**STUDY MATERIAL:**
____

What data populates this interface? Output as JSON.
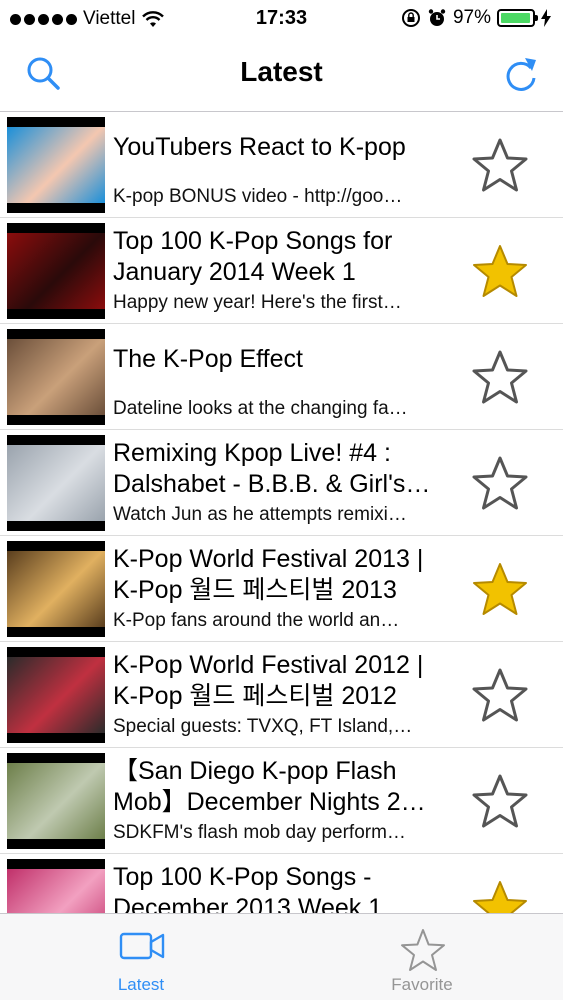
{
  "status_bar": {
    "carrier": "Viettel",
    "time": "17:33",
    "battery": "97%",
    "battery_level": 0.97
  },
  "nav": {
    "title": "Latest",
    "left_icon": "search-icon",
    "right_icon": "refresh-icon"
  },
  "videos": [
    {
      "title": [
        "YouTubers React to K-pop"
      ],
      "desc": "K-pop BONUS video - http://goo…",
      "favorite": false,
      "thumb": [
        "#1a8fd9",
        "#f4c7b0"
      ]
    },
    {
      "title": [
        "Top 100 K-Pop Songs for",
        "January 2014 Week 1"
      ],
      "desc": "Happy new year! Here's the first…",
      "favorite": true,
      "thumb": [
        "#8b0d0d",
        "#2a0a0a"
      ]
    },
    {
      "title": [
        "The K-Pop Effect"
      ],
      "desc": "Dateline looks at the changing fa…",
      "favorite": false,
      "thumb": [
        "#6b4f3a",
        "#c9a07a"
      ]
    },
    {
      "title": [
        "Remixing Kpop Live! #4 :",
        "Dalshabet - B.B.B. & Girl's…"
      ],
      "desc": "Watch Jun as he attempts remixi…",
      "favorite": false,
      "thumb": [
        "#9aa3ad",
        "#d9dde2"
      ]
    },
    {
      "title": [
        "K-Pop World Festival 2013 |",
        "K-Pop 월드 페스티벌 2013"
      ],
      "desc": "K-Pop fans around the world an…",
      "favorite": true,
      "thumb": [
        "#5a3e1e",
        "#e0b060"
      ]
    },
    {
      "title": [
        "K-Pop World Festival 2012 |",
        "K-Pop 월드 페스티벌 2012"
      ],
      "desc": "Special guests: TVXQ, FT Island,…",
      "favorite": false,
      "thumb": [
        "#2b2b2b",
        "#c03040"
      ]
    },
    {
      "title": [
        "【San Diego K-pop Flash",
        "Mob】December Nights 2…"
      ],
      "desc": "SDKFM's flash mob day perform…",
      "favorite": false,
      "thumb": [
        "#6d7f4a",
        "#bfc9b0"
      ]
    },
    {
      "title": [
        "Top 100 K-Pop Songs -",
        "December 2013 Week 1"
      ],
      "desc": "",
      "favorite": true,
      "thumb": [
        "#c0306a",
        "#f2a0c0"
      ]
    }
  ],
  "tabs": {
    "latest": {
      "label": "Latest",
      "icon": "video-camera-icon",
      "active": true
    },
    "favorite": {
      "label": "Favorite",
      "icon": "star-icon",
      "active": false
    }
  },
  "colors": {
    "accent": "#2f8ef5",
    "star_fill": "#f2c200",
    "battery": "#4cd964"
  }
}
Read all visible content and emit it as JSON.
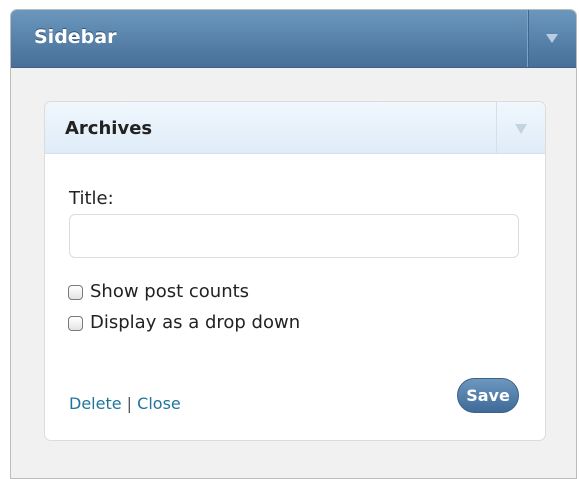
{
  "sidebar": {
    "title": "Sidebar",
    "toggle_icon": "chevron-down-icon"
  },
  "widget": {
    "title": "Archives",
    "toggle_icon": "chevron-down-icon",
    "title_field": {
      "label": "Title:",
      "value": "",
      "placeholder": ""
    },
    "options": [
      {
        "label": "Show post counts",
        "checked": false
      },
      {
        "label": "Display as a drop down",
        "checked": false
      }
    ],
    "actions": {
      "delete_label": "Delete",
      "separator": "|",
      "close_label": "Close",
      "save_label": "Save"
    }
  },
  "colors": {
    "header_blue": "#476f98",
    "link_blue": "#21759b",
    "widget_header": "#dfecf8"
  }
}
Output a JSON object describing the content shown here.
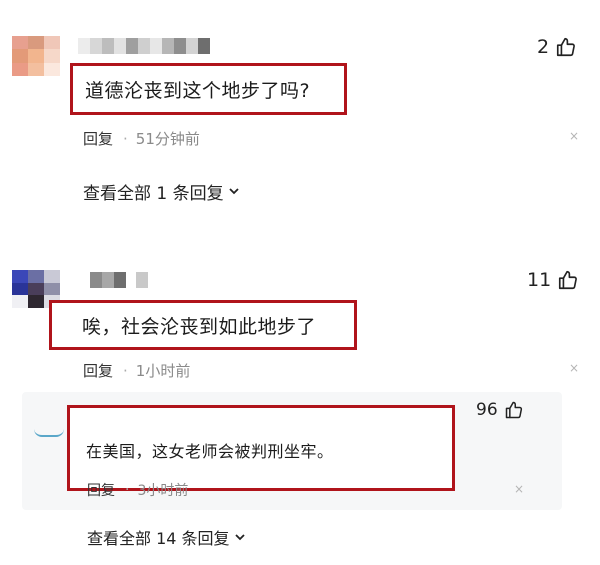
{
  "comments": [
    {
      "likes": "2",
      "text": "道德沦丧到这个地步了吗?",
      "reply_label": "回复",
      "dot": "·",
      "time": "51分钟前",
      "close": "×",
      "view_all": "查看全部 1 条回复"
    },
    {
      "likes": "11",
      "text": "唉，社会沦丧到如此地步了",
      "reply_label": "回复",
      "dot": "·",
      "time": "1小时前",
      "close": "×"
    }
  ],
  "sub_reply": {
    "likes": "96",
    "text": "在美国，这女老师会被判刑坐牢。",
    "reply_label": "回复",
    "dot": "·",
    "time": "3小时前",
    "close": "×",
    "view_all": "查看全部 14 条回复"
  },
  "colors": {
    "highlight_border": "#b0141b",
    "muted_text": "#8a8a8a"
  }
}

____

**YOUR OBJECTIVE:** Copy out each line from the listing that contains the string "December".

**TASK OUTPUT:**
        "Mob】December Nights 2…"
        "December 2013 Week 1"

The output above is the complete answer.